■ Your instructions:
Give the entries back exactly as they stand, but without pictures.

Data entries
#####
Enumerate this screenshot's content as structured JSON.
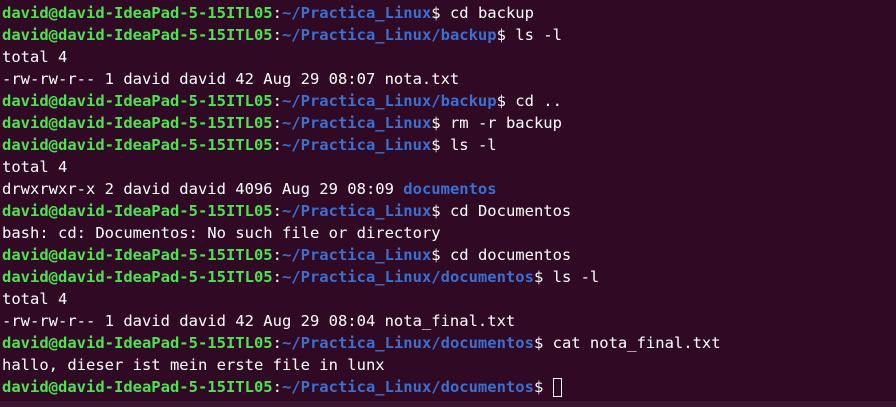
{
  "terminal": {
    "prompt_user": "david@david-IdeaPad-5-15ITL05",
    "lines": [
      {
        "type": "prompt",
        "path": "~/Practica_Linux",
        "cmd": "cd backup"
      },
      {
        "type": "prompt",
        "path": "~/Practica_Linux/backup",
        "cmd": "ls -l"
      },
      {
        "type": "output",
        "text": "total 4"
      },
      {
        "type": "output",
        "text": "-rw-rw-r-- 1 david david 42 Aug 29 08:07 nota.txt"
      },
      {
        "type": "prompt",
        "path": "~/Practica_Linux/backup",
        "cmd": "cd .."
      },
      {
        "type": "prompt",
        "path": "~/Practica_Linux",
        "cmd": "rm -r backup"
      },
      {
        "type": "prompt",
        "path": "~/Practica_Linux",
        "cmd": "ls -l"
      },
      {
        "type": "output",
        "text": "total 4"
      },
      {
        "type": "listing",
        "text": "drwxrwxr-x 2 david david 4096 Aug 29 08:09 ",
        "dir": "documentos"
      },
      {
        "type": "prompt",
        "path": "~/Practica_Linux",
        "cmd": "cd Documentos"
      },
      {
        "type": "output",
        "text": "bash: cd: Documentos: No such file or directory"
      },
      {
        "type": "prompt",
        "path": "~/Practica_Linux",
        "cmd": "cd documentos"
      },
      {
        "type": "prompt",
        "path": "~/Practica_Linux/documentos",
        "cmd": "ls -l"
      },
      {
        "type": "output",
        "text": "total 4"
      },
      {
        "type": "output",
        "text": "-rw-rw-r-- 1 david david 42 Aug 29 08:04 nota_final.txt"
      },
      {
        "type": "prompt",
        "path": "~/Practica_Linux/documentos",
        "cmd": "cat nota_final.txt"
      },
      {
        "type": "output",
        "text": "hallo, dieser ist mein erste file in lunx"
      },
      {
        "type": "prompt",
        "path": "~/Practica_Linux/documentos",
        "cmd": "",
        "cursor": true
      }
    ]
  },
  "colors": {
    "background": "#300a24",
    "user": "#4ee34e",
    "path": "#3b6fd0",
    "text": "#ffffff"
  }
}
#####
■ Exercise solution:
Enumerate this screenshot's content as structured JSON.
{
  "terminal": {
    "prompt_user": "david@david-IdeaPad-5-15ITL05",
    "lines": [
      {
        "type": "prompt",
        "path": "~/Practica_Linux",
        "cmd": "cd backup"
      },
      {
        "type": "prompt",
        "path": "~/Practica_Linux/backup",
        "cmd": "ls -l"
      },
      {
        "type": "output",
        "text": "total 4"
      },
      {
        "type": "output",
        "text": "-rw-rw-r-- 1 david david 42 Aug 29 08:07 nota.txt"
      },
      {
        "type": "prompt",
        "path": "~/Practica_Linux/backup",
        "cmd": "cd .."
      },
      {
        "type": "prompt",
        "path": "~/Practica_Linux",
        "cmd": "rm -r backup"
      },
      {
        "type": "prompt",
        "path": "~/Practica_Linux",
        "cmd": "ls -l"
      },
      {
        "type": "output",
        "text": "total 4"
      },
      {
        "type": "listing",
        "text": "drwxrwxr-x 2 david david 4096 Aug 29 08:09 ",
        "dir": "documentos"
      },
      {
        "type": "prompt",
        "path": "~/Practica_Linux",
        "cmd": "cd Documentos"
      },
      {
        "type": "output",
        "text": "bash: cd: Documentos: No such file or directory"
      },
      {
        "type": "prompt",
        "path": "~/Practica_Linux",
        "cmd": "cd documentos"
      },
      {
        "type": "prompt",
        "path": "~/Practica_Linux/documentos",
        "cmd": "ls -l"
      },
      {
        "type": "output",
        "text": "total 4"
      },
      {
        "type": "output",
        "text": "-rw-rw-r-- 1 david david 42 Aug 29 08:04 nota_final.txt"
      },
      {
        "type": "prompt",
        "path": "~/Practica_Linux/documentos",
        "cmd": "cat nota_final.txt"
      },
      {
        "type": "output",
        "text": "hallo, dieser ist mein erste file in lunx"
      },
      {
        "type": "prompt",
        "path": "~/Practica_Linux/documentos",
        "cmd": "",
        "cursor": true
      }
    ]
  },
  "colors": {
    "background": "#300a24",
    "user": "#4ee34e",
    "path": "#3b6fd0",
    "text": "#ffffff"
  }
}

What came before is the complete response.